▶ Information given:
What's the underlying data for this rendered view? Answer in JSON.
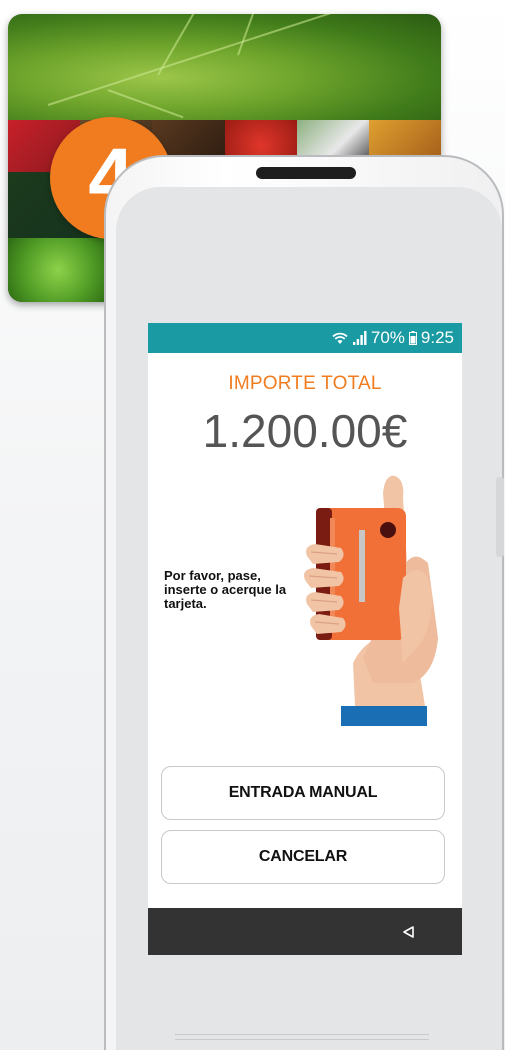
{
  "step_badge": "4",
  "status_bar": {
    "battery": "70%",
    "time": "9:25"
  },
  "payment": {
    "title": "IMPORTE TOTAL",
    "amount": "1.200.00€",
    "instruction": "Por favor, pase, inserte o acerque la tarjeta."
  },
  "buttons": {
    "manual_entry": "ENTRADA MANUAL",
    "cancel": "CANCELAR"
  },
  "colors": {
    "accent": "#f07c1f",
    "status_bar": "#1a9aa3",
    "nav_bar": "#333333",
    "card": "#f07038"
  },
  "icons": [
    "wifi-icon",
    "signal-icon",
    "battery-icon",
    "hand-card-illustration",
    "back-icon"
  ]
}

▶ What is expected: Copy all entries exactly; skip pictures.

▶ Solution for this exercise:
What's the underlying data for this rendered view? Answer in JSON.
{
  "step_badge": "4",
  "status_bar": {
    "battery": "70%",
    "time": "9:25"
  },
  "payment": {
    "title": "IMPORTE TOTAL",
    "amount": "1.200.00€",
    "instruction": "Por favor, pase, inserte o acerque la tarjeta."
  },
  "buttons": {
    "manual_entry": "ENTRADA MANUAL",
    "cancel": "CANCELAR"
  },
  "colors": {
    "accent": "#f07c1f",
    "status_bar": "#1a9aa3",
    "nav_bar": "#333333",
    "card": "#f07038"
  },
  "icons": [
    "wifi-icon",
    "signal-icon",
    "battery-icon",
    "hand-card-illustration",
    "back-icon"
  ]
}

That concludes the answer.